The red and blue king crab commercial fishery will not open in Southeast Alaska this year, the Alaska Department of Fish and Game announced last week.
The department has analyzed the survey data it collected this summer and has determined the biomass of mature male red king crab is at its lowest level in 16 years. The survey data indicated the available harvest in Registration Area A, which basically encompasses the Inside Passage waters from Dixon Entrance to Cape Spencer, is 13,075 pounds.
A management plan and regulations bars fishing below a 200,000-pound threshold, said Joe Stratman, shellfish management project leader for ADF&G.
"So obviously we are way under that," he said.
The biomass of mature male red king crab has been in decline since 2001.
There are concerns amongst Southeast Alaska red king crab fishermen about the validity of the survey used, said Kathy Hansen, executive director for the Southeast Alaska Fishermen's Alliance.
"The commercial crab fleet is in a continual discussion with the department," she said. "We don't believe their survey results are a complete indication of the health of the stocks."
There are about 80 permit holders in the region that the king crab closure will affect, Hansen said.
F/V Frigid Land owner Ladd Norheim of Petersburg is not surprised by the red crab fishery closing for another year, but he still has to make payments on his permit. He was looking forward to the Nov. 1 opening date.
"We just keep the boats tied up and hope that there is enough brown crab and tanner crab to make our payments," he said.
Norheim, who is a member of the King and Tanner Crab Task Force, said he is not fond of how the annual survey is conducted. He said he has seen and heard of an abundance of red king crab within the region.
"In my 25 years that I've been (crewing) and running a boat, I've never seen so many red crab in other fisheries, including long lining," he said.
The department surveyed nine locations in the region between late June and early August where fishermen have historically caught red king crab. The areas include Pybus Bay, Gambier Bay, Seymour Canal, Peril Strait, Lynn Sisters, Excursion Inlet, Port Frederick, Holkham Bay and the Juneau area. The estimate of available harvest was determined through a catch-survey analysis that incorporates data from the 2009 survey and prior years, the 2005 commercial harvest and port sampling, according to an ADF&G press release.
This year, six of the surveyed areas were determined to be in poor stock health, two below average and one area moderate, Stratman said. The department does not speculate on why the stock of red crab has been decreasing, he said.
Blue crab are considered an "insignificant bycatch" of the red crab fishery, which is why that species is included in the closure, Stratman said.
Norheim said fishermen don't have a problem finding red king crab in the region, but for some reason the surveyors can't seem to find them each summer.
"They randomly throw these pots on those sets, and if there's no crab in them that means there is no crab in the area," he said of ADF&G's method. "And you know, the red king crab is the most elusive crab to try and catch of all the species because they are like big cows; they roam around all over the place."
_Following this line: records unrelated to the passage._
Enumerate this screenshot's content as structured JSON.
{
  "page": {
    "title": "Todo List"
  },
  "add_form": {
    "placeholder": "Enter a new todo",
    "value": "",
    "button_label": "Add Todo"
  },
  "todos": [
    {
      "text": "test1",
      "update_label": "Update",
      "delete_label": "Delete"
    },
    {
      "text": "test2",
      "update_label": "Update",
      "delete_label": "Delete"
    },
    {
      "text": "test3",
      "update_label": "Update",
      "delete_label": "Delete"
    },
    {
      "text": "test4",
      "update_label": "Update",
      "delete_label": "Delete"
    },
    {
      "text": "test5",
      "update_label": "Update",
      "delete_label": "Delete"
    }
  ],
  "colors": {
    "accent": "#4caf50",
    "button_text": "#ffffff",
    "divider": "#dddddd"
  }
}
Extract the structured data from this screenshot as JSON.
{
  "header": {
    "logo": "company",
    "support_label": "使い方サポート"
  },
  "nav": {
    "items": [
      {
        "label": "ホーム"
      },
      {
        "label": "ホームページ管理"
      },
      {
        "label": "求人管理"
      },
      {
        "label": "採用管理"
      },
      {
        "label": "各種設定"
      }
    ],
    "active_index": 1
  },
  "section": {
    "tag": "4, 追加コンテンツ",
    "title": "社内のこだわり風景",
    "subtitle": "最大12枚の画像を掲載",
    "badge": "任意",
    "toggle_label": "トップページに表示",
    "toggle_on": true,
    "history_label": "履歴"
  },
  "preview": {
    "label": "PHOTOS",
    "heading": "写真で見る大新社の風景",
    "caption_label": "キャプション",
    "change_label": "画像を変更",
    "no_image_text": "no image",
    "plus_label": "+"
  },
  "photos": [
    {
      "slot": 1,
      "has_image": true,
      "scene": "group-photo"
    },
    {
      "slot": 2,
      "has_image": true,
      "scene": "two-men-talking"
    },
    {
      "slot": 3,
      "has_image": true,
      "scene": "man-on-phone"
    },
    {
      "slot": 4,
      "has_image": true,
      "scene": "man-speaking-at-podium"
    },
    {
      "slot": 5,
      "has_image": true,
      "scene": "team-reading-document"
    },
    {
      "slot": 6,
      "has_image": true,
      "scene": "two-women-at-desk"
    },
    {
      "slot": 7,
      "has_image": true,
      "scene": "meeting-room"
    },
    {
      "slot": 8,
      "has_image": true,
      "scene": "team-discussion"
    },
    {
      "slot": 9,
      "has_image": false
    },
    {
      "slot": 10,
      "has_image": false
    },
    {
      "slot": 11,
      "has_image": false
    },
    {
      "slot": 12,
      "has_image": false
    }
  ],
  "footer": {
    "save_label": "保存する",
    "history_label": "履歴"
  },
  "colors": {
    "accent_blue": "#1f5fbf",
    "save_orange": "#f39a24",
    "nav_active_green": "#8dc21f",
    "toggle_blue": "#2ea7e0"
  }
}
The crab fishermen are in the process of trying to get an independent survey done by a reputable biologist that can shed more light on the population figure of red king crab in the region, Norheim said.
"If they're not there, then fine, we can all sit back and relax and figure out what the problem is," he said. "If they are there, we want to be able to fish on them."
It is too early to determine whether or not the commercial fishery will reopen next year, Stratman said.
"We don't do any kind of forecasting for any of our crab fisheries," he said. "Crab are notoriously difficult to age, unlike salmon, so we don't make any guesses what next year's survey results will be."
Contact reporter Eric Morrison at 523-2269 or firstname.lastname@example.org.